Most managers live in a world that is akin to a war-zone. There is a seemingly endless barrage of situations, problems, imperatives, and deliverables that confront them daily. Often in automatic mode, they execute solutions on the run, working extensively just to keep up with their challenging workloads. They are exhausted and, yet, exhilarated.Trapped in this mode, it is impossible for managers to ever get ahead. They are pursuing “the now” or, even worse, “the past” where some issues remain unresolved. There just isn’t any time for reflecting on things, let alone anticipating and planning for the future. The manager’s default position is dedicated to reaction. Given this unhappy picture of a manager’s world, how can one extricate her/himself from this conundrum?The Other SideIn order to begin to formulate a solution, it is critical to appreciate what’s on the other side of the management equation: what it is and what’s happening there. The other side is the manager’s employees. These are the resources which the organization has made available to support the manager in achieving performance.There often is a dramatic variance in perceptions between what the manager believes the employees want and what, in fact, those employees desire. Most employees want more than just a paycheque – they really want to be educated, engaged and respected.Employee surveys consistently verify that the majority of employees:• Want to have access to more business-related information
• Want to be involved more seriously in solving problems
• Want to be engaged more fully in decisions affecting their work
• Want to assume increased responsibility, authority and accountability
• Want to make more significant contributions to the organizationBecause, your employees represent a vast reservoir of under-utilized knowledge, talent and ideas, the solution is to accommodate these aspirational goals of your employees, while concurrently satisfying the needs of the organization. The manager’s imperative, therefore, is to achieve this delicate balance and alignment.The Management ParadoxSo, the Management Paradox is shown to be simply that while the manager is inundated and overloaded, the employees are available and desirous to assume higher value assignments. Managers must stretch beyond their bias that affirms that only they are capable of certain activities and create new ways of arranging and distributing work, through engaging their employees in broader functions.Some business owners and managers will discount this notion out-of-hand.

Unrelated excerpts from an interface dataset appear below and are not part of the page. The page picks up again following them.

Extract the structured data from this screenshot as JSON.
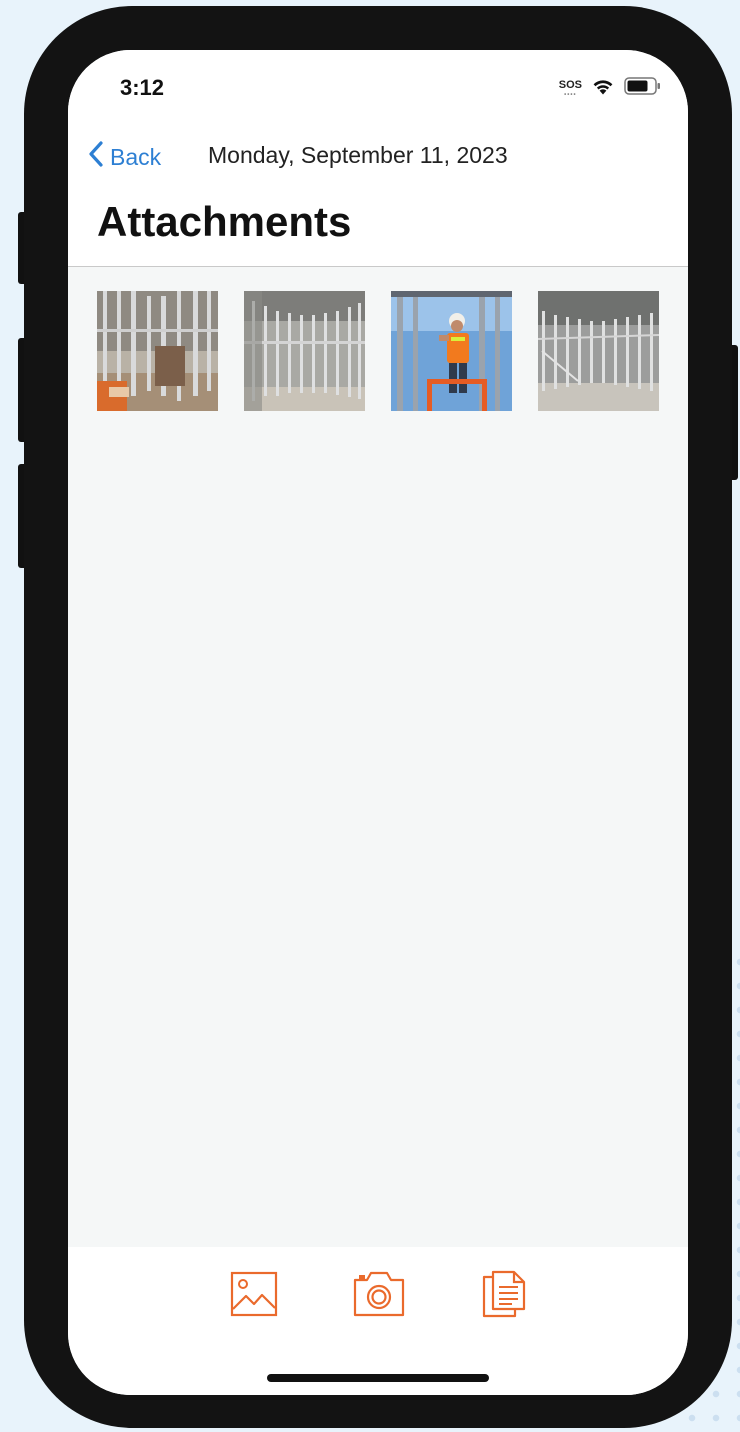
{
  "status_bar": {
    "time": "3:12",
    "sos_label": "SOS",
    "icons": [
      "sos-icon",
      "wifi-icon",
      "battery-icon"
    ]
  },
  "nav": {
    "back_label": "Back",
    "date": "Monday, September 11, 2023",
    "title": "Attachments"
  },
  "attachments": [
    {
      "name": "attachment-photo-1",
      "subject": "interior metal stud framing"
    },
    {
      "name": "attachment-photo-2",
      "subject": "metal stud wall framing corridor"
    },
    {
      "name": "attachment-photo-3",
      "subject": "worker in hard hat on lift"
    },
    {
      "name": "attachment-photo-4",
      "subject": "open floor metal framing"
    }
  ],
  "toolbar": {
    "buttons": [
      "photo-library-icon",
      "camera-icon",
      "document-icon"
    ],
    "accent_color": "#ea6a2c"
  },
  "colors": {
    "link_blue": "#2d7fd3",
    "screen_background": "#f5f7f7"
  }
}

They will contend that their employees lack the motivation and basic skills to assume more responsibility. They will cite examples of sub-par performance and ineffectiveness. They will echo the low esteem that they manifest toward their workforce.I challenge such thinking with the suggestion that those instances primarily are the outcome of a colossal failure of management – that it is actually the manager who is de-motivating their employees. Setting a higher standard and supporting your employees to excel is what effective managers do.Another VoiceLet me say this in a different way. In one corner is the manager who is struggling with an overwhelming workload. Achievement, it is thought, will be the result of just expending more time and effort. The manager assumes total ownership, not only of the outcome, but also of doing the actual activity. This is painful and it is self-inflicted.In the other corner are the manager’s employees who really desire more. So while the manager is run ragged, the employees are left spinning their wheels. If you don’t trust my views, just ask them. They’ll tell you the right answer. Isn’t it worth trying another approach?Required ActionsI have heard managers say: “They don’t need to know that.” The manager, in this instance, is presuming not only to understand what employees want, but also to have considered thoroughly what information is appropriate for them. Only through ongoing conversations and the sharing of relevant information can this gap be narrowed.Employees are significantly more intimate with their jobs than is their manager. As such, they are better able to identify bottlenecks, process inefficiencies and other problem areas. Invariably, they also will have many sensible and achievable ideas for making improvements.The manager needs to cultivate and support the conditions for team problem solving, while developing this expertise in their employees. And when decisions are made to endorse solutions that were suggested by employees, the resulting implementation always becomes highly energized, effective and sustainable.As a manager shares more information with employees and engages them substantially in the problem solving process, both the competence and confidence of the employees become enhanced. This creates a fertile opportunity for the manager to delegate more responsibility and authority to those employees, thereby sharing the workload in a different and new manner. The result is that the employees are more satisfied and the manager finally has some time to anticipate and plan for the future.Employees, who are better informed, more engaged, and have increased responsibility with corresponding authority, will embrace a regime of personal accountability. This will translate into a positive work environment where everyone is committed to making the maximum contribution to the organization’s success.Implementing ChangeImplementing this kind of change is a deliberate act of management. It requires a vision for a different type of workplace and a new set of relationships.It will challenge the inherent beliefs that a manager may hold and, for many, this can be an uncomfortable and threatening experience. The manager needs to become comfortable with the concept of a new coaching role that is more employee-centric.Employees also will need to develop supplementary skills in order to master their expanded responsibilities and gain confidence in their newly-enhanced roles. In addition, the overall process requires high-level planning and co-ordination.